- [SOURCE DATA]
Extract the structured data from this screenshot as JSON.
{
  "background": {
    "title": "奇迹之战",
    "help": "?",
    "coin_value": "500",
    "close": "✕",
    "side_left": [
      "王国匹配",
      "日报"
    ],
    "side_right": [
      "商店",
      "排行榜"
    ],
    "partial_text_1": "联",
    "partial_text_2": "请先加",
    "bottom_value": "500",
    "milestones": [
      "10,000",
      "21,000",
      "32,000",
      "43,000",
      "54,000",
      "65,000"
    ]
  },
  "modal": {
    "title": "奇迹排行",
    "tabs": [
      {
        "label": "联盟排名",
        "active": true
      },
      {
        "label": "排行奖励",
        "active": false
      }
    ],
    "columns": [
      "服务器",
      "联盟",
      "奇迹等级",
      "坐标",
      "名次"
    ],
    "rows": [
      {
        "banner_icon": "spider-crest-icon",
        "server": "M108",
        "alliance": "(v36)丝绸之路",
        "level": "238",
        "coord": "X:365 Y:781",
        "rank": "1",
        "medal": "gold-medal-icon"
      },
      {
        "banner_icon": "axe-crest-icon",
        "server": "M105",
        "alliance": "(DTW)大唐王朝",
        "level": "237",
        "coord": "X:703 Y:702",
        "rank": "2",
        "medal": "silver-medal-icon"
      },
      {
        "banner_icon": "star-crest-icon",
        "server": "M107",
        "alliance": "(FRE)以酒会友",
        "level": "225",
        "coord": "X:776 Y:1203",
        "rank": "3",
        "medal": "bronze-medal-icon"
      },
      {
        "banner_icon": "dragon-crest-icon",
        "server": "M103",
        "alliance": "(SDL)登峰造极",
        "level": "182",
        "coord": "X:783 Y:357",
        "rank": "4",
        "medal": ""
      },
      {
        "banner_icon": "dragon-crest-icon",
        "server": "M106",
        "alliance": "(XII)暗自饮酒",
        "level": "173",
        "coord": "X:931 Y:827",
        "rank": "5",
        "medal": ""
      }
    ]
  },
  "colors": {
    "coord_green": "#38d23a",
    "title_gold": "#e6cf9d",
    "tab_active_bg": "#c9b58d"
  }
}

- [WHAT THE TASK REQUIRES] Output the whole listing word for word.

- [WRITTEN REPLY]
Extract the structured data from this screenshot as JSON.
{
  "background": {
    "title": "奇迹之战",
    "help": "?",
    "coin_value": "500",
    "close": "✕",
    "side_left": [
      "王国匹配",
      "日报"
    ],
    "side_right": [
      "商店",
      "排行榜"
    ],
    "partial_text_1": "联",
    "partial_text_2": "请先加",
    "bottom_value": "500",
    "milestones": [
      "10,000",
      "21,000",
      "32,000",
      "43,000",
      "54,000",
      "65,000"
    ]
  },
  "modal": {
    "title": "奇迹排行",
    "tabs": [
      {
        "label": "联盟排名",
        "active": true
      },
      {
        "label": "排行奖励",
        "active": false
      }
    ],
    "columns": [
      "服务器",
      "联盟",
      "奇迹等级",
      "坐标",
      "名次"
    ],
    "rows": [
      {
        "banner_icon": "spider-crest-icon",
        "server": "M108",
        "alliance": "(v36)丝绸之路",
        "level": "238",
        "coord": "X:365 Y:781",
        "rank": "1",
        "medal": "gold-medal-icon"
      },
      {
        "banner_icon": "axe-crest-icon",
        "server": "M105",
        "alliance": "(DTW)大唐王朝",
        "level": "237",
        "coord": "X:703 Y:702",
        "rank": "2",
        "medal": "silver-medal-icon"
      },
      {
        "banner_icon": "star-crest-icon",
        "server": "M107",
        "alliance": "(FRE)以酒会友",
        "level": "225",
        "coord": "X:776 Y:1203",
        "rank": "3",
        "medal": "bronze-medal-icon"
      },
      {
        "banner_icon": "dragon-crest-icon",
        "server": "M103",
        "alliance": "(SDL)登峰造极",
        "level": "182",
        "coord": "X:783 Y:357",
        "rank": "4",
        "medal": ""
      },
      {
        "banner_icon": "dragon-crest-icon",
        "server": "M106",
        "alliance": "(XII)暗自饮酒",
        "level": "173",
        "coord": "X:931 Y:827",
        "rank": "5",
        "medal": ""
      }
    ]
  },
  "colors": {
    "coord_green": "#38d23a",
    "title_gold": "#e6cf9d",
    "tab_active_bg": "#c9b58d"
  }
}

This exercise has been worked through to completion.